━━━ Entries supplied ━━━

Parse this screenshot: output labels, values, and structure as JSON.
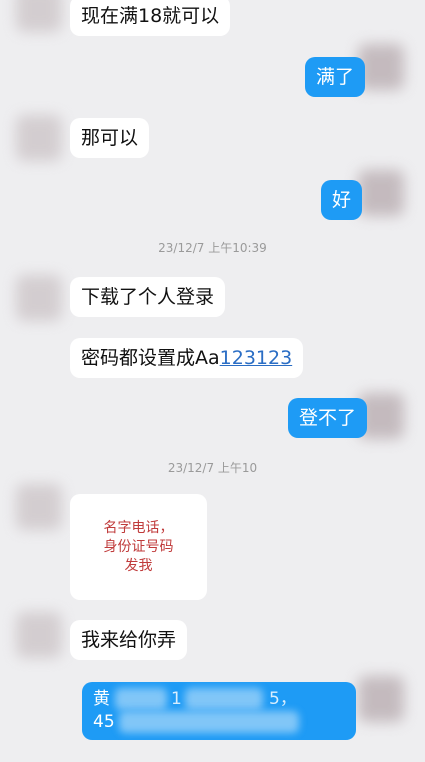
{
  "messages": {
    "m1": "现在满18就可以",
    "m2": "满了",
    "m3": "那可以",
    "m4": "好",
    "m5": "下载了个人登录",
    "m6_prefix": "密码都设置成Aa",
    "m6_link": "123123",
    "m7": "登不了",
    "m8": "我来给你弄"
  },
  "timestamps": {
    "t1": "23/12/7 上午10:39",
    "t2": "23/12/7 上午10"
  },
  "card": {
    "line1": "名字电话，",
    "line2": "身份证号码",
    "line3": "发我"
  },
  "redacted": {
    "start1": "黄",
    "mid1": "1",
    "end1": "5，",
    "start2": "45"
  },
  "colors": {
    "background": "#eeeef0",
    "incoming_bubble": "#ffffff",
    "outgoing_bubble": "#1e9bf5",
    "timestamp": "#9a9a9a",
    "link": "#2a6dc4",
    "card_text": "#c03b3b"
  }
}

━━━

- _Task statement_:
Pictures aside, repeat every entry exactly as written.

- _Answer section_:
Parse this screenshot: output labels, values, and structure as JSON.
{
  "messages": {
    "m1": "现在满18就可以",
    "m2": "满了",
    "m3": "那可以",
    "m4": "好",
    "m5": "下载了个人登录",
    "m6_prefix": "密码都设置成Aa",
    "m6_link": "123123",
    "m7": "登不了",
    "m8": "我来给你弄"
  },
  "timestamps": {
    "t1": "23/12/7 上午10:39",
    "t2": "23/12/7 上午10"
  },
  "card": {
    "line1": "名字电话，",
    "line2": "身份证号码",
    "line3": "发我"
  },
  "redacted": {
    "start1": "黄",
    "mid1": "1",
    "end1": "5，",
    "start2": "45"
  },
  "colors": {
    "background": "#eeeef0",
    "incoming_bubble": "#ffffff",
    "outgoing_bubble": "#1e9bf5",
    "timestamp": "#9a9a9a",
    "link": "#2a6dc4",
    "card_text": "#c03b3b"
  }
}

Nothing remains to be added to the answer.